>>
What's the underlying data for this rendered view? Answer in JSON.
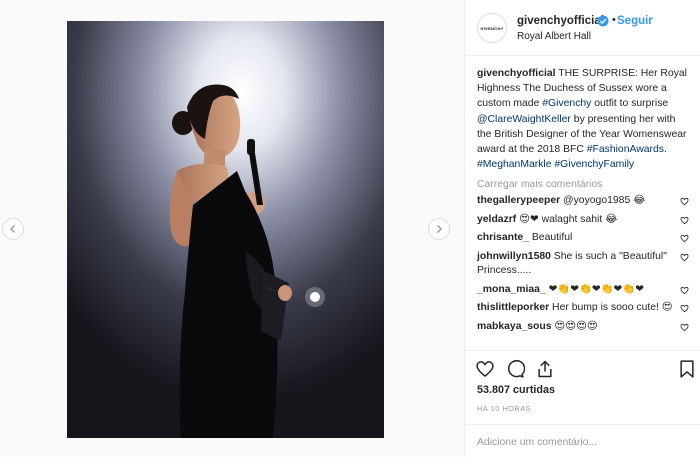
{
  "post": {
    "username": "givenchyofficial",
    "follow_label": "Seguir",
    "location": "Royal Albert Hall",
    "avatar_text": "GIVENCHY"
  },
  "caption": {
    "user": "givenchyofficial",
    "text_1": " THE SURPRISE: Her Royal Highness The Duchess of Sussex wore a custom made ",
    "link_1": "#Givenchy",
    "text_2": " outfit to surprise ",
    "link_2": "@ClareWaightKeller",
    "text_3": " by presenting her with the British Designer of the Year Womenswear award at the 2018 BFC ",
    "link_3": "#FashionAwards",
    "text_4": ". ",
    "link_4": "#MeghanMarkle",
    "text_5": " ",
    "link_5": "#GivenchyFamily"
  },
  "load_more_label": "Carregar mais comentários",
  "comments": [
    {
      "user": "thegallerypeeper",
      "text": " @yoyogo1985 😂"
    },
    {
      "user": "yeldazrf",
      "text": " 😍❤ walaght sahit 😂"
    },
    {
      "user": "chrisante_",
      "text": " Beautiful"
    },
    {
      "user": "johnwillyn1580",
      "text": " She is such a \"Beautiful\" Princess....."
    },
    {
      "user": "_mona_miaa_",
      "text": " ❤👏❤👏❤👏❤👏❤"
    },
    {
      "user": "thislittleporker",
      "text": " Her bump is sooo cute! 😍"
    },
    {
      "user": "mabkaya_sous",
      "text": " 😍😍😍😍"
    }
  ],
  "likes": "53.807 curtidas",
  "time": "HÁ 10 HORAS",
  "add_comment_placeholder": "Adicione um comentário...",
  "icons": {
    "heart": "heart-icon",
    "comment": "comment-icon",
    "share": "share-icon",
    "save": "bookmark-icon",
    "verified": "verified-badge-icon",
    "prev": "chevron-left-icon",
    "next": "chevron-right-icon"
  },
  "colors": {
    "link": "#003569",
    "follow": "#3897f0",
    "verified": "#3897f0",
    "muted": "#999999"
  }
}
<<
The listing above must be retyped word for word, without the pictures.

→ **Result of the task**:
What's the underlying data for this rendered view? Answer in JSON.
{
  "post": {
    "username": "givenchyofficial",
    "follow_label": "Seguir",
    "location": "Royal Albert Hall",
    "avatar_text": "GIVENCHY"
  },
  "caption": {
    "user": "givenchyofficial",
    "text_1": " THE SURPRISE: Her Royal Highness The Duchess of Sussex wore a custom made ",
    "link_1": "#Givenchy",
    "text_2": " outfit to surprise ",
    "link_2": "@ClareWaightKeller",
    "text_3": " by presenting her with the British Designer of the Year Womenswear award at the 2018 BFC ",
    "link_3": "#FashionAwards",
    "text_4": ". ",
    "link_4": "#MeghanMarkle",
    "text_5": " ",
    "link_5": "#GivenchyFamily"
  },
  "load_more_label": "Carregar mais comentários",
  "comments": [
    {
      "user": "thegallerypeeper",
      "text": " @yoyogo1985 😂"
    },
    {
      "user": "yeldazrf",
      "text": " 😍❤ walaght sahit 😂"
    },
    {
      "user": "chrisante_",
      "text": " Beautiful"
    },
    {
      "user": "johnwillyn1580",
      "text": " She is such a \"Beautiful\" Princess....."
    },
    {
      "user": "_mona_miaa_",
      "text": " ❤👏❤👏❤👏❤👏❤"
    },
    {
      "user": "thislittleporker",
      "text": " Her bump is sooo cute! 😍"
    },
    {
      "user": "mabkaya_sous",
      "text": " 😍😍😍😍"
    }
  ],
  "likes": "53.807 curtidas",
  "time": "HÁ 10 HORAS",
  "add_comment_placeholder": "Adicione um comentário...",
  "icons": {
    "heart": "heart-icon",
    "comment": "comment-icon",
    "share": "share-icon",
    "save": "bookmark-icon",
    "verified": "verified-badge-icon",
    "prev": "chevron-left-icon",
    "next": "chevron-right-icon"
  },
  "colors": {
    "link": "#003569",
    "follow": "#3897f0",
    "verified": "#3897f0",
    "muted": "#999999"
  }
}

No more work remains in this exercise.